■ Problem to solve: Set down all of the records below exactly, please, omitting the images.

___ Records provided ___

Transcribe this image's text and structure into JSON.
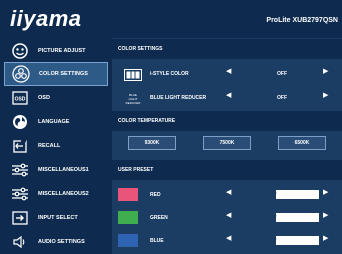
{
  "header": {
    "logo": "iiyama",
    "model": "ProLite XUB2797QSN"
  },
  "sidebar": {
    "items": [
      {
        "label": "PICTURE ADJUST",
        "icon": "smiley-icon"
      },
      {
        "label": "COLOR SETTINGS",
        "icon": "color-palette-icon",
        "selected": true
      },
      {
        "label": "OSD",
        "icon": "osd-icon"
      },
      {
        "label": "LANGUAGE",
        "icon": "globe-icon"
      },
      {
        "label": "RECALL",
        "icon": "recall-icon"
      },
      {
        "label": "MISCELLANEOUS1",
        "icon": "sliders-icon"
      },
      {
        "label": "MISCELLANEOUS2",
        "icon": "sliders-icon"
      },
      {
        "label": "INPUT SELECT",
        "icon": "input-select-icon"
      },
      {
        "label": "AUDIO SETTINGS",
        "icon": "speaker-icon"
      }
    ]
  },
  "main": {
    "color_settings_title": "COLOR SETTINGS",
    "istyle": {
      "label": "i-STYLE COLOR",
      "value": "OFF",
      "icon_text": "i-S"
    },
    "blue_light": {
      "label": "BLUE LIGHT REDUCER",
      "value": "OFF",
      "icon_text": "BLUE LIGHT REDUCER"
    },
    "temp_title": "COLOR TEMPERATURE",
    "temps": [
      "9300K",
      "7500K",
      "6500K"
    ],
    "preset_title": "USER PRESET",
    "presets": [
      {
        "label": "RED",
        "value": 50,
        "color": "#e8547a"
      },
      {
        "label": "GREEN",
        "value": 50,
        "color": "#3fae4f"
      },
      {
        "label": "BLUE",
        "value": 50,
        "color": "#2e64b2"
      }
    ],
    "arrow_left": "◀",
    "arrow_right": "▶"
  },
  "colors": {
    "background": "#0e2b4f",
    "panel": "#1b3c63",
    "selected": "#2d5a87"
  }
}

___

■ Solution to the problem:
Transcribe this image's text and structure into JSON.
{
  "header": {
    "logo": "iiyama",
    "model": "ProLite XUB2797QSN"
  },
  "sidebar": {
    "items": [
      {
        "label": "PICTURE ADJUST",
        "icon": "smiley-icon"
      },
      {
        "label": "COLOR SETTINGS",
        "icon": "color-palette-icon",
        "selected": true
      },
      {
        "label": "OSD",
        "icon": "osd-icon"
      },
      {
        "label": "LANGUAGE",
        "icon": "globe-icon"
      },
      {
        "label": "RECALL",
        "icon": "recall-icon"
      },
      {
        "label": "MISCELLANEOUS1",
        "icon": "sliders-icon"
      },
      {
        "label": "MISCELLANEOUS2",
        "icon": "sliders-icon"
      },
      {
        "label": "INPUT SELECT",
        "icon": "input-select-icon"
      },
      {
        "label": "AUDIO SETTINGS",
        "icon": "speaker-icon"
      }
    ]
  },
  "main": {
    "color_settings_title": "COLOR SETTINGS",
    "istyle": {
      "label": "i-STYLE COLOR",
      "value": "OFF",
      "icon_text": "i-S"
    },
    "blue_light": {
      "label": "BLUE LIGHT REDUCER",
      "value": "OFF",
      "icon_text": "BLUE LIGHT REDUCER"
    },
    "temp_title": "COLOR TEMPERATURE",
    "temps": [
      "9300K",
      "7500K",
      "6500K"
    ],
    "preset_title": "USER PRESET",
    "presets": [
      {
        "label": "RED",
        "value": 50,
        "color": "#e8547a"
      },
      {
        "label": "GREEN",
        "value": 50,
        "color": "#3fae4f"
      },
      {
        "label": "BLUE",
        "value": 50,
        "color": "#2e64b2"
      }
    ],
    "arrow_left": "◀",
    "arrow_right": "▶"
  },
  "colors": {
    "background": "#0e2b4f",
    "panel": "#1b3c63",
    "selected": "#2d5a87"
  }
}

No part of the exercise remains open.